  • Suspend Collection Action: to place collection action temporarily in abeyance due to the existence of a particular set of circumstances. Suspension of collection action is most appropriate in those cases where a Bureau/Office has reason to believe that the debtor will have future ability to repay the debt and that active collection of the debt at the present time would not be productive.

  • Tax Refund Offset: the reduction of a debtor's tax overpayments by the amount of legally enforceable debt owed to a Federal agency. A tax refund offset is a type of administrative offset.

  • Taxpayer Identification Number (TIN): the Social Security Number (SSN) for individuals or the Employee Identification Number (EIN) for business organizations or non-profit entities.

  • Terminate Collection Action: to cease active collection of a debt. The act of removing the debt from accounting records is to write it off. A decision to terminate collection action precedes or occurs concurrently with the write-off of the account.

  • Waive: to grant relief from all or part of a debt under statutory authority.

  • Workout: a process for consideration of rescheduling or restructuring terms and conditions of a seriously delinquent loan to facilitate repayment and meet lending criteria and objectives. A workout is initiated when it becomes evident that the original terms cannot be fulfilled. For loans, grants, cooperative agreements, contracts, and other receivables, workout may also mean intensified collection action, including identification of appropriate collection mechanisms.
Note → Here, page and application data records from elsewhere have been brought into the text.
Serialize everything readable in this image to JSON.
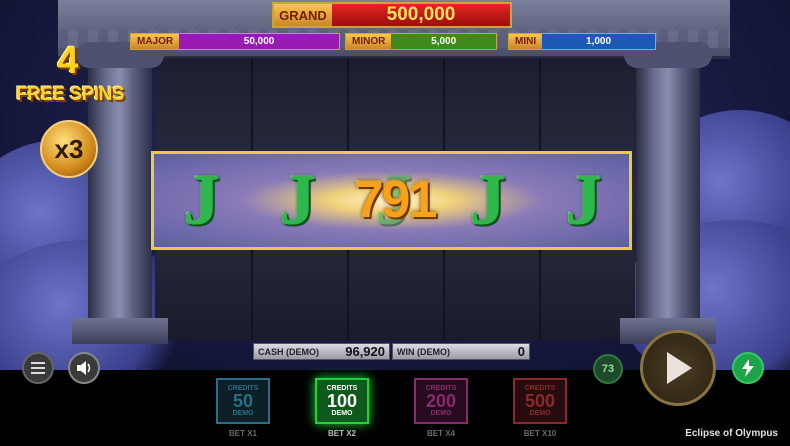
{
  "jackpots": {
    "grand": {
      "label": "GRAND",
      "value": "500,000"
    },
    "major": {
      "label": "MAJOR",
      "value": "50,000",
      "color": "#9a1ab4"
    },
    "minor": {
      "label": "MINOR",
      "value": "5,000",
      "color": "#3e8a1a"
    },
    "mini": {
      "label": "MINI",
      "value": "1,000",
      "color": "#1a5ab4"
    }
  },
  "free_spins": {
    "count": "4",
    "label": "FREE SPINS",
    "multiplier": "x3"
  },
  "reels": {
    "winning_row_symbols": [
      "J",
      "J",
      "J",
      "J",
      "J"
    ],
    "win_amount": "791"
  },
  "readouts": {
    "cash": {
      "label": "CASH (DEMO)",
      "value": "96,920"
    },
    "win": {
      "label": "WIN (DEMO)",
      "value": "0"
    }
  },
  "controls": {
    "menu_icon": "hamburger-menu-icon",
    "sound_icon": "speaker-icon",
    "autoplay_count": "73",
    "spin_icon": "play-icon",
    "turbo_icon": "lightning-icon"
  },
  "bets": [
    {
      "credits_label": "CREDITS",
      "value": "50",
      "demo_label": "DEMO",
      "bet_label": "BET X1",
      "color": "#2a6f8a",
      "selected": false
    },
    {
      "credits_label": "CREDITS",
      "value": "100",
      "demo_label": "DEMO",
      "bet_label": "BET X2",
      "color": "#1fd33a",
      "selected": true
    },
    {
      "credits_label": "CREDITS",
      "value": "200",
      "demo_label": "DEMO",
      "bet_label": "BET X4",
      "color": "#8a2a6f",
      "selected": false
    },
    {
      "credits_label": "CREDITS",
      "value": "500",
      "demo_label": "DEMO",
      "bet_label": "BET X10",
      "color": "#8a2a2a",
      "selected": false
    }
  ],
  "game_title": "Eclipse of Olympus"
}
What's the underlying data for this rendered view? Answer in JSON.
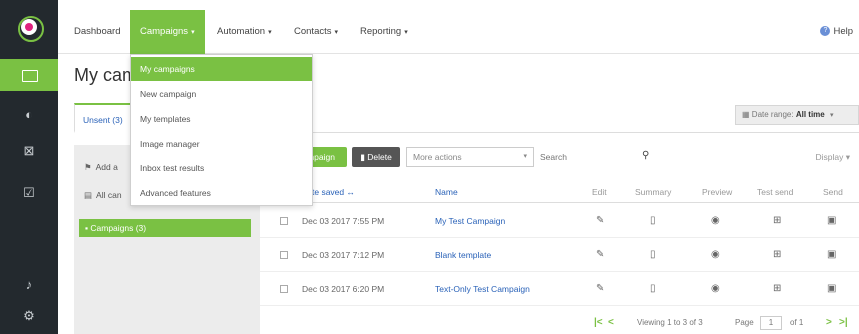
{
  "nav": {
    "items": [
      {
        "label": "Dashboard"
      },
      {
        "label": "Campaigns",
        "caret": "▾"
      },
      {
        "label": "Automation",
        "caret": "▾"
      },
      {
        "label": "Contacts",
        "caret": "▾"
      },
      {
        "label": "Reporting",
        "caret": "▾"
      }
    ],
    "help_label": "Help"
  },
  "dropdown": {
    "items": [
      "My campaigns",
      "New campaign",
      "My templates",
      "Image manager",
      "Inbox test results",
      "Advanced features"
    ]
  },
  "page": {
    "title": "My cam",
    "tab_unsent": "Unsent (3)"
  },
  "date_range": {
    "label": "Date range:",
    "value": "All time",
    "caret": "▾"
  },
  "panel": {
    "add_label": "Add a",
    "all_label": "All can",
    "selected_folder": "Campaigns (3)"
  },
  "toolbar": {
    "new_campaign_label": "mpaign",
    "delete_label": "Delete",
    "more_actions_label": "More actions",
    "search_placeholder": "Search",
    "display_label": "Display"
  },
  "table": {
    "headers": {
      "date": "te saved",
      "name": "Name",
      "edit": "Edit",
      "summary": "Summary",
      "preview": "Preview",
      "test_send": "Test send",
      "send": "Send"
    },
    "rows": [
      {
        "date": "Dec 03 2017 7:55 PM",
        "name": "My Test Campaign"
      },
      {
        "date": "Dec 03 2017 7:12 PM",
        "name": "Blank template"
      },
      {
        "date": "Dec 03 2017 6:20 PM",
        "name": "Text-Only Test Campaign"
      }
    ]
  },
  "footer": {
    "viewing": "Viewing 1 to 3 of 3",
    "page_label": "Page",
    "page_value": "1",
    "of_label": "of 1"
  },
  "colors": {
    "accent": "#7ac143",
    "rail": "#23292e",
    "link": "#2a62b8",
    "brand": "#e0237f"
  }
}
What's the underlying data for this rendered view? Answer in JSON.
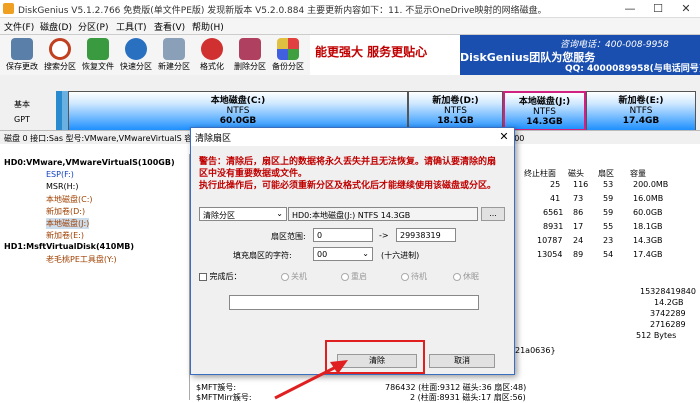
{
  "window": {
    "title": "DiskGenius V5.1.2.766 免费版(单文件PE版)  发现新版本 V5.2.0.884 主要更新内容如下：11. 不显示OneDrive映射的网络磁盘。",
    "min": "—",
    "max": "☐",
    "close": "✕"
  },
  "menu": [
    "文件(F)",
    "磁盘(D)",
    "分区(P)",
    "工具(T)",
    "查看(V)",
    "帮助(H)"
  ],
  "toolbar": [
    "保存更改",
    "搜索分区",
    "恢复文件",
    "快速分区",
    "新建分区",
    "格式化",
    "删除分区",
    "备份分区"
  ],
  "banner": {
    "slogan": "能更强大 服务更贴心",
    "brand": "DiskGenius团队为您服务",
    "phone": "咨询电话：400-008-9958",
    "qq": "QQ: 4000089958(与电话同号)"
  },
  "diskpanel": {
    "label1": "基本",
    "label2": "GPT",
    "partitions": [
      {
        "name": "本地磁盘(C:)",
        "fs": "NTFS",
        "size": "60.0GB"
      },
      {
        "name": "新加卷(D:)",
        "fs": "NTFS",
        "size": "18.1GB"
      },
      {
        "name": "本地磁盘(J:)",
        "fs": "NTFS",
        "size": "14.3GB"
      },
      {
        "name": "新加卷(E:)",
        "fs": "NTFS",
        "size": "17.4GB"
      }
    ]
  },
  "infoline": "磁盘 0 接口:Sas  型号:VMware,VMwareVirtualS  容量:110.0GB(112640MB)  柱面数:14359  磁头数:255  每道扇区数:63  总扇区数:229715200",
  "tree": [
    "HD0:VMware,VMwareVirtualS(100GB)",
    "ESP(F:)",
    "MSR(H:)",
    "本地磁盘(C:)",
    "新加卷(D:)",
    "本地磁盘(J:)",
    "新加卷(E:)",
    "HD1:MsftVirtualDisk(410MB)",
    "老毛桃PE工具盘(Y:)"
  ],
  "table": {
    "headers": [
      "终止柱面",
      "磁头",
      "扇区",
      "容量"
    ],
    "rows": [
      [
        "25",
        "116",
        "53",
        "200.0MB"
      ],
      [
        "41",
        "73",
        "59",
        "16.0MB"
      ],
      [
        "6561",
        "86",
        "59",
        "60.0GB"
      ],
      [
        "8931",
        "17",
        "55",
        "18.1GB"
      ],
      [
        "10787",
        "24",
        "23",
        "14.3GB"
      ],
      [
        "13054",
        "89",
        "54",
        "17.4GB"
      ],
      [
        "",
        "",
        "",
        ""
      ]
    ]
  },
  "details": {
    "right_values": [
      "15328419840",
      "14.2GB",
      "3742289",
      "2716289",
      "512 Bytes"
    ],
    "guid_tail": "21a0636}",
    "rows": [
      {
        "label": "$MFT簇号:",
        "value": "786432 (柱面:9312 磁头:36 扇区:48)"
      },
      {
        "label": "$MFTMirr簇号:",
        "value": "2 (柱面:8931 磁头:17 扇区:56)"
      }
    ]
  },
  "dialog": {
    "title": "清除扇区",
    "close": "✕",
    "warning": [
      "警告：清除后，扇区上的数据将永久丢失并且无法恢复。请确认要清除的扇",
      "区中没有重要数据或文件。",
      "执行此操作后，可能必须重新分区及格式化后才能继续使用该磁盘或分区。"
    ],
    "mode": "清除分区",
    "target": "HD0:本地磁盘(J:) NTFS 14.3GB",
    "browse": "...",
    "range_label": "扇区范围:",
    "range_from": "0",
    "range_arrow": "->",
    "range_to": "29938319",
    "fill_label": "填充扇区的字符:",
    "fill_value": "00",
    "fill_hint": "(十六进制)",
    "after_label": "完成后：",
    "after_options": [
      "关机",
      "重启",
      "待机",
      "休眠"
    ],
    "clear_button": "清除",
    "cancel_button": "取消"
  },
  "colors": {
    "accent": "#1a4fb0",
    "warning": "#c00000",
    "highlight": "#e02020",
    "partition": "#1e90ff"
  }
}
  • Workout Group: a group established within a Bureau/Office with the sole purpose of resolving seriously delinquent debts, including those debts, which demand extreme measures in order to protect the Government's interest.

  • Write-Off: a determination by the Bureau/Office head or his/her designee, after all appropriate collection tools have been used and all appropriate concurrences for write-off have been received by designated Department officials and/or the Department of Justice, that a debt is uncollectible. Active collection on an account ceases and the account is removed from an entity's receivables. Written off receivables may be maintained as inactive debts.